EXERCISE DETAILS:
In the copy, include every entry exactly but none of the images.

MATERIAL PROVIDED:
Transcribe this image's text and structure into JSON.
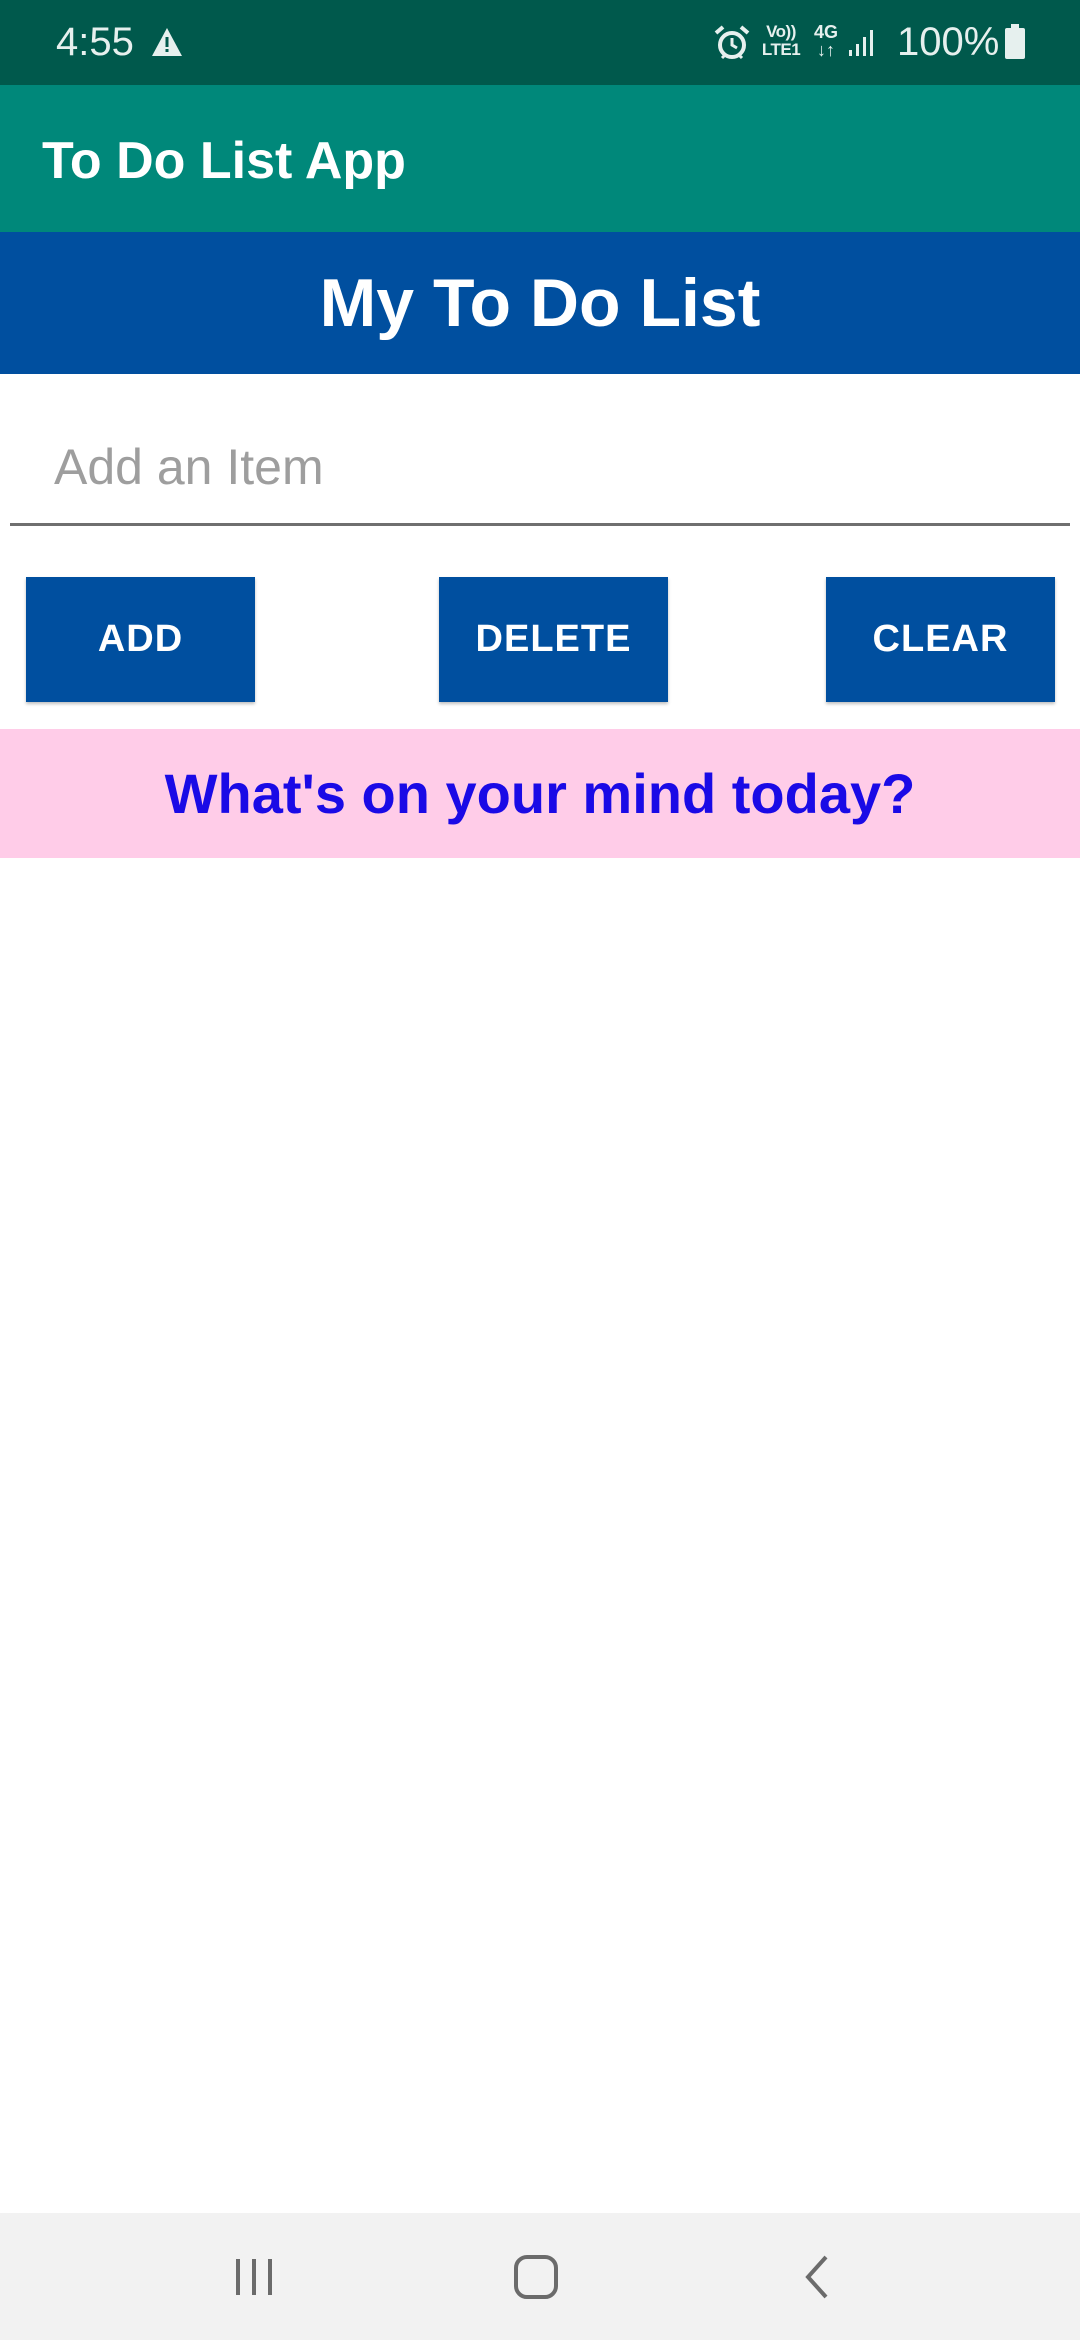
{
  "status_bar": {
    "time": "4:55",
    "volte_line1": "Vo))",
    "volte_line2": "LTE1",
    "network_type": "4G",
    "network_arrows": "↓↑",
    "battery_percent": "100%",
    "icons": [
      "warning-icon",
      "alarm-icon",
      "signal-icon",
      "battery-icon"
    ]
  },
  "app_bar": {
    "title": "To Do List App",
    "color": "#00887A"
  },
  "header": {
    "title": "My To Do List",
    "color": "#004F9F"
  },
  "input": {
    "value": "",
    "placeholder": "Add an Item"
  },
  "buttons": {
    "add": "ADD",
    "delete": "DELETE",
    "clear": "CLEAR",
    "color": "#004F9F"
  },
  "prompt": {
    "text": "What's on your mind today?",
    "background": "#FFCCE8",
    "color": "#1A0AE6"
  },
  "items": [],
  "nav_bar": {
    "icons": [
      "recents-icon",
      "home-icon",
      "back-icon"
    ]
  }
}
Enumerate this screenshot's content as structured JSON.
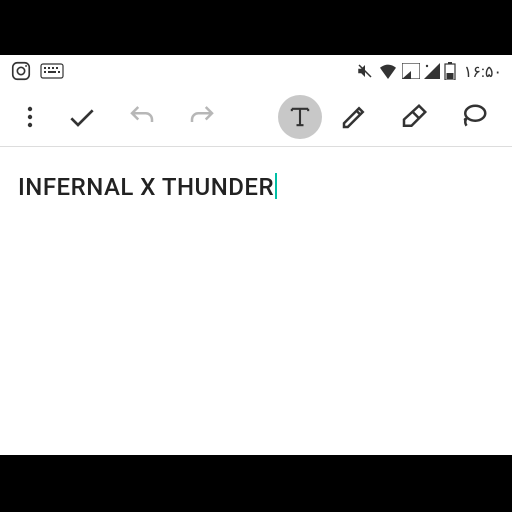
{
  "status": {
    "time": "۱۶:۵۰"
  },
  "note": {
    "content": "INFERNAL X THUNDER"
  }
}
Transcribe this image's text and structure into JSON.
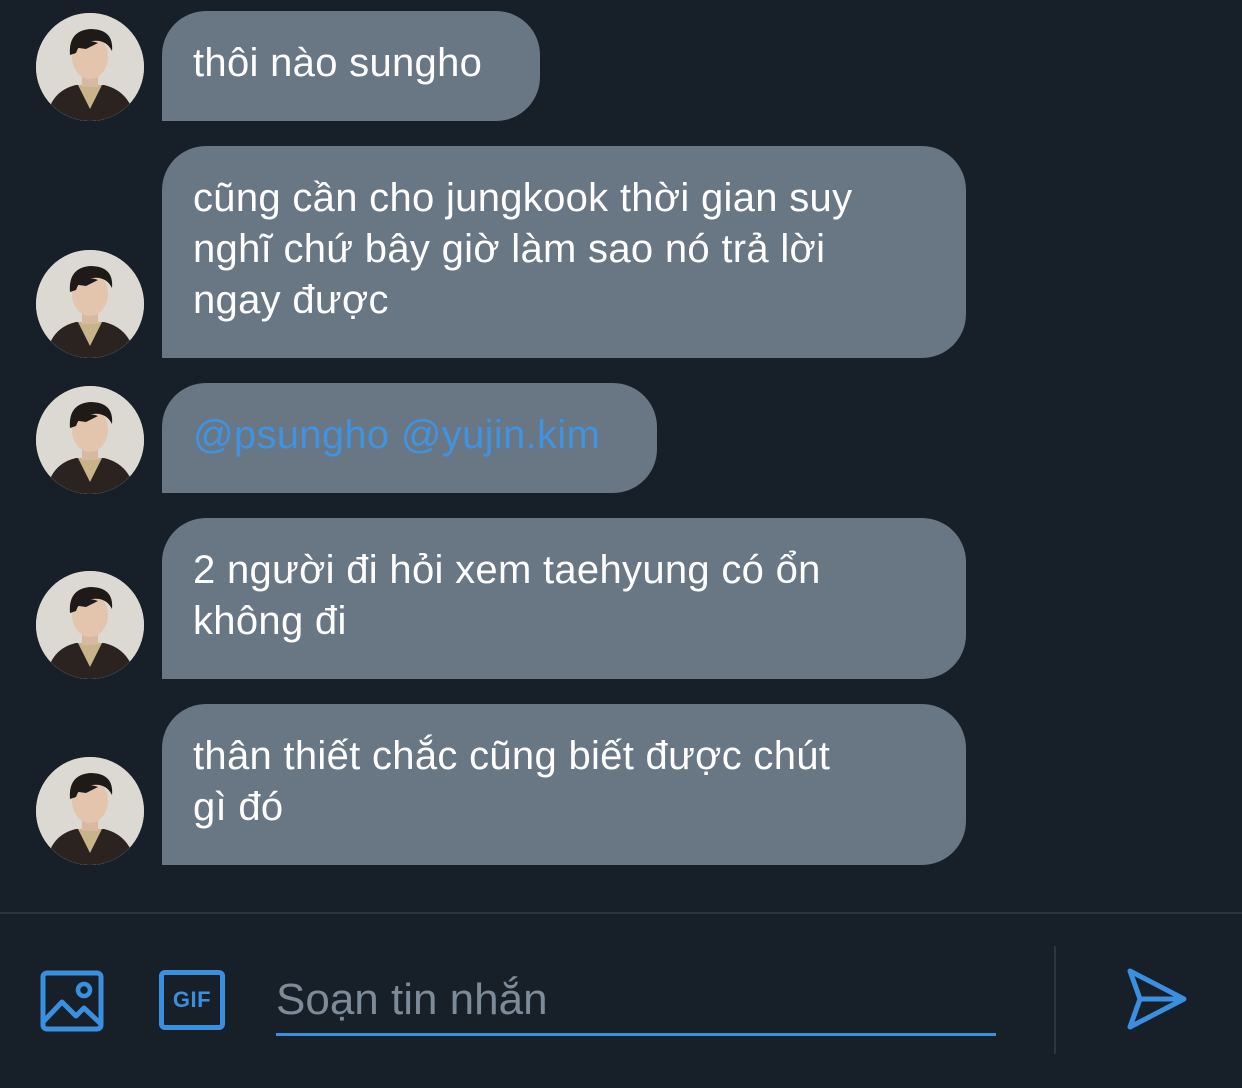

ANSWER SECTION:
Transcribe this image's text and structure into JSON.
{
  "status_bar": {
    "time": "4:55",
    "volte_line1": "Vo))",
    "volte_line2": "LTE1",
    "network_type": "4G",
    "network_arrows": "↓↑",
    "battery_percent": "100%",
    "icons": [
      "warning-icon",
      "alarm-icon",
      "signal-icon",
      "battery-icon"
    ]
  },
  "app_bar": {
    "title": "To Do List App",
    "color": "#00887A"
  },
  "header": {
    "title": "My To Do List",
    "color": "#004F9F"
  },
  "input": {
    "value": "",
    "placeholder": "Add an Item"
  },
  "buttons": {
    "add": "ADD",
    "delete": "DELETE",
    "clear": "CLEAR",
    "color": "#004F9F"
  },
  "prompt": {
    "text": "What's on your mind today?",
    "background": "#FFCCE8",
    "color": "#1A0AE6"
  },
  "items": [],
  "nav_bar": {
    "icons": [
      "recents-icon",
      "home-icon",
      "back-icon"
    ]
  }
}
Enumerate this screenshot's content as structured JSON.
{
  "status": {
    "time": "۱۶:۵۰"
  },
  "note": {
    "content": "INFERNAL X THUNDER"
  }
}
Transcribe this image's text and structure into JSON.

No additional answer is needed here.